Tucker, 63, sat down Saturday with representatives of the nonprofit Wayne Metropolitan Community Action Agency (WMCAA) to explore her options, which might include one program that could reduce or eliminate her debt and another that would exempt her from this year's fee.
A Detroiter for 58 years, she lives on the east side in a house she likes and a neighborhood she increasingly doesn't. Last week, she said, she saw two young men running down the street with pistols, at the same time her 13-year-old sons were due home from school.
"You want to tell me I owe $3,000 a year for that?" she said.
Possibly. But as program manager Nicole Pouncy of the Detroit Tax Relief Fund was telling people, the fund — fueled by the Gilbert Family Foundation — can coordinate with city and county agencies to make a tax burden far lighter.
Tucker, retired from the state unemployment agency, was told at a community meeting that she was overbilled for previously paid taxes by $7,100. She has been unable to collect repayment, she said, or even get a credit for current taxes.
The city has acknowledged issues prior to 2014, "and they're trying to right the wrongs," Pouncy said. One problem is that programs like hers sound too similar to frauds perpetrated from call centers in India.
"They think it's a scam," she said. "It sounds suspicious when someone calls and says, 'No, we're really going to pay your debt down to zero.'"
Amid a soft breeze and insistent bees, the coalition collected signatures for a petition "demanding compensation for Detroit homeowners impacted by housing injustice," and offered sign-up for help from the Property Tax Appeals Project, staffed by law students.
Some inequities have been both historic and undeniable. Sixth-generation Detroiter Edythe Ford, an officer with the east-side nonprofit MACC Development, noted that when her African American grandfather returned from World War II, he was denied the benefits of the GI Bill, while White veterans were able to lay the groundwork for generational wealth.

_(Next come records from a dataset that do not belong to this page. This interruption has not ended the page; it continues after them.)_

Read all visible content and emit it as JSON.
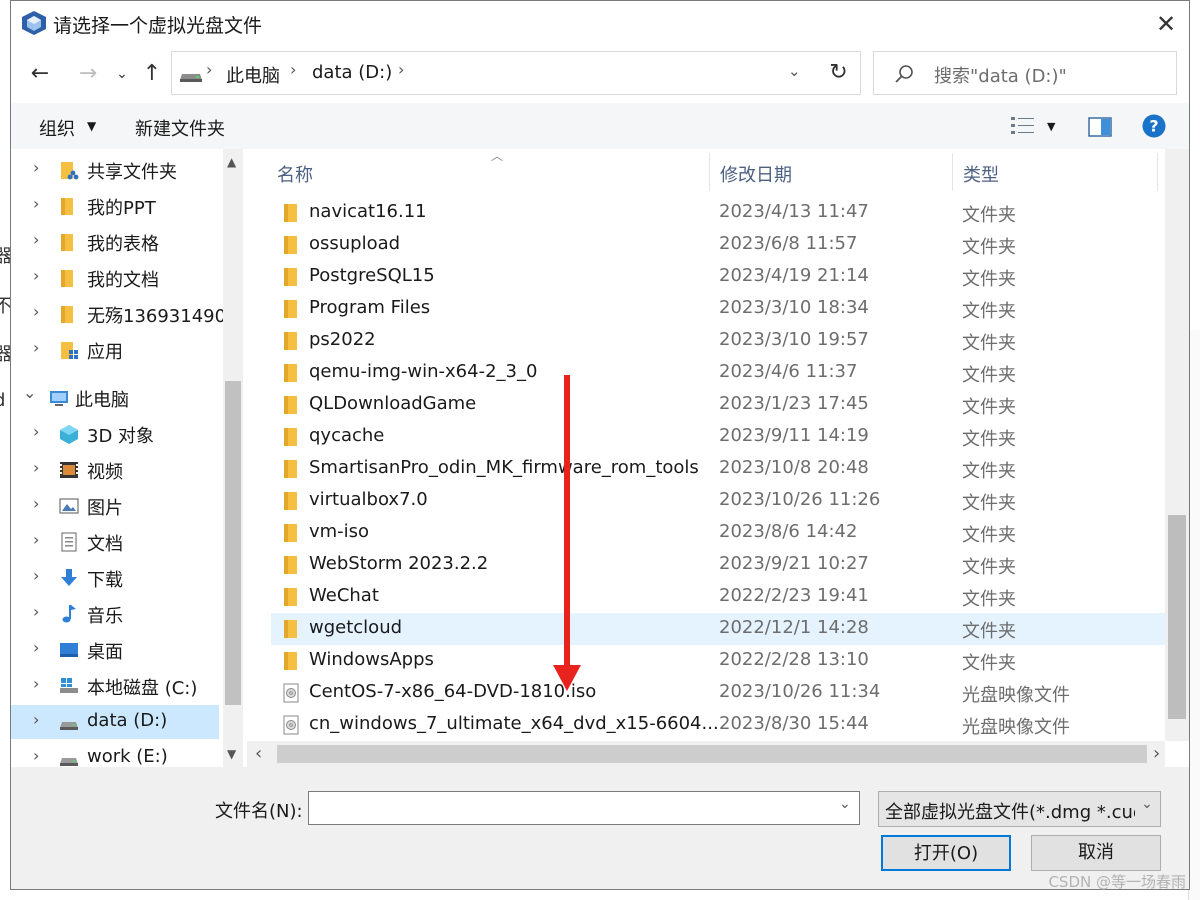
{
  "title": "请选择一个虚拟光盘文件",
  "breadcrumb": [
    "此电脑",
    "data (D:)"
  ],
  "search": {
    "placeholder": "搜索\"data (D:)\""
  },
  "toolbar": {
    "organize": "组织",
    "new_folder": "新建文件夹"
  },
  "nav_tree": [
    {
      "label": "共享文件夹",
      "icon": "shared-folder-icon"
    },
    {
      "label": "我的PPT",
      "icon": "folder-icon"
    },
    {
      "label": "我的表格",
      "icon": "folder-icon"
    },
    {
      "label": "我的文档",
      "icon": "folder-icon"
    },
    {
      "label": "无殇136931490",
      "icon": "folder-icon"
    },
    {
      "label": "应用",
      "icon": "apps-folder-icon"
    },
    {
      "label": "此电脑",
      "icon": "this-pc-icon",
      "expanded": true
    },
    {
      "label": "3D 对象",
      "icon": "3d-objects-icon"
    },
    {
      "label": "视频",
      "icon": "videos-icon"
    },
    {
      "label": "图片",
      "icon": "pictures-icon"
    },
    {
      "label": "文档",
      "icon": "documents-icon"
    },
    {
      "label": "下载",
      "icon": "downloads-icon"
    },
    {
      "label": "音乐",
      "icon": "music-icon"
    },
    {
      "label": "桌面",
      "icon": "desktop-icon"
    },
    {
      "label": "本地磁盘 (C:)",
      "icon": "system-drive-icon"
    },
    {
      "label": "data (D:)",
      "icon": "drive-icon",
      "selected": true
    },
    {
      "label": "work (E:)",
      "icon": "drive-icon"
    }
  ],
  "columns": {
    "name": "名称",
    "date": "修改日期",
    "type": "类型"
  },
  "files": [
    {
      "name": "navicat16.11",
      "date": "2023/4/13 11:47",
      "type": "文件夹",
      "kind": "folder"
    },
    {
      "name": "ossupload",
      "date": "2023/6/8 11:57",
      "type": "文件夹",
      "kind": "folder"
    },
    {
      "name": "PostgreSQL15",
      "date": "2023/4/19 21:14",
      "type": "文件夹",
      "kind": "folder"
    },
    {
      "name": "Program Files",
      "date": "2023/3/10 18:34",
      "type": "文件夹",
      "kind": "folder"
    },
    {
      "name": "ps2022",
      "date": "2023/3/10 19:57",
      "type": "文件夹",
      "kind": "folder"
    },
    {
      "name": "qemu-img-win-x64-2_3_0",
      "date": "2023/4/6 11:37",
      "type": "文件夹",
      "kind": "folder"
    },
    {
      "name": "QLDownloadGame",
      "date": "2023/1/23 17:45",
      "type": "文件夹",
      "kind": "folder"
    },
    {
      "name": "qycache",
      "date": "2023/9/11 14:19",
      "type": "文件夹",
      "kind": "folder"
    },
    {
      "name": "SmartisanPro_odin_MK_firmware_rom_tools",
      "date": "2023/10/8 20:48",
      "type": "文件夹",
      "kind": "folder"
    },
    {
      "name": "virtualbox7.0",
      "date": "2023/10/26 11:26",
      "type": "文件夹",
      "kind": "folder"
    },
    {
      "name": "vm-iso",
      "date": "2023/8/6 14:42",
      "type": "文件夹",
      "kind": "folder"
    },
    {
      "name": "WebStorm 2023.2.2",
      "date": "2023/9/21 10:27",
      "type": "文件夹",
      "kind": "folder"
    },
    {
      "name": "WeChat",
      "date": "2022/2/23 19:41",
      "type": "文件夹",
      "kind": "folder"
    },
    {
      "name": "wgetcloud",
      "date": "2022/12/1 14:28",
      "type": "文件夹",
      "kind": "folder",
      "hovered": true
    },
    {
      "name": "WindowsApps",
      "date": "2022/2/28 13:10",
      "type": "文件夹",
      "kind": "folder"
    },
    {
      "name": "CentOS-7-x86_64-DVD-1810.iso",
      "date": "2023/10/26 11:34",
      "type": "光盘映像文件",
      "kind": "disc"
    },
    {
      "name": "cn_windows_7_ultimate_x64_dvd_x15-6604...",
      "date": "2023/8/30 15:44",
      "type": "光盘映像文件",
      "kind": "disc"
    }
  ],
  "filename": {
    "label": "文件名(N):",
    "value": ""
  },
  "filter": {
    "value": "全部虚拟光盘文件(*.dmg *.cue"
  },
  "buttons": {
    "open": "打开(O)",
    "cancel": "取消"
  },
  "watermark": "CSDN @等一场春雨",
  "background_fragments": [
    ")",
    "器",
    "不",
    "器",
    "d"
  ],
  "colors": {
    "selection": "#cce8ff",
    "hover": "#e5f3ff",
    "folder": "#f5c042",
    "annotation_arrow": "#e8221c",
    "help": "#1a73c9"
  }
}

"They say they can't give you money back because of state tax law," Ford said, be it for over-billing or less precisely defined problems. "Detroit just needs to do something dynamic."
Horhn acknowledged that the city assessments were problematic before 2014, when Mayor Mike Duggan was elected to his first term. In April of that year, the state took over the assessor's office, "and they wouldn't do that if everything was in line."
"Everybody is painfully aware of what happened," he said. The department was underfunded and poorly staffed, and "people did lose their homes. People were overtaxed."
But oversight ended after only two years instead of an expected four, he said, and his office offers a simple appeals process for homeowners who believe their tax bill is excessive.
Duggan decreased property taxes by 20% shortly after taking office. A state-ordered reappraisal of all Detroit residential property was completed in 2017, but thousands of homeowners were left facing foreclosure over back taxes.
A Detroit News investigation in 2020 found that homeowners were overtaxed by at least $600 million in the years following the Great Recession. Activists say studies show that the lower end of the housing market remains overbilled; Horhn cites figures that say otherwise.
West-sider Frances Lewis, 85, only knows that she needs help.
"I've been paying taxes on my house for 51 years," she said Saturday. "I don't want to lose it."
The purple-shirted volunteers from WMCAA suggested some options, she said. One of them even came out from behind a table to tie Lewis' shiny gold sneaker.
"I think," Lewis said, "I'm a little less worried."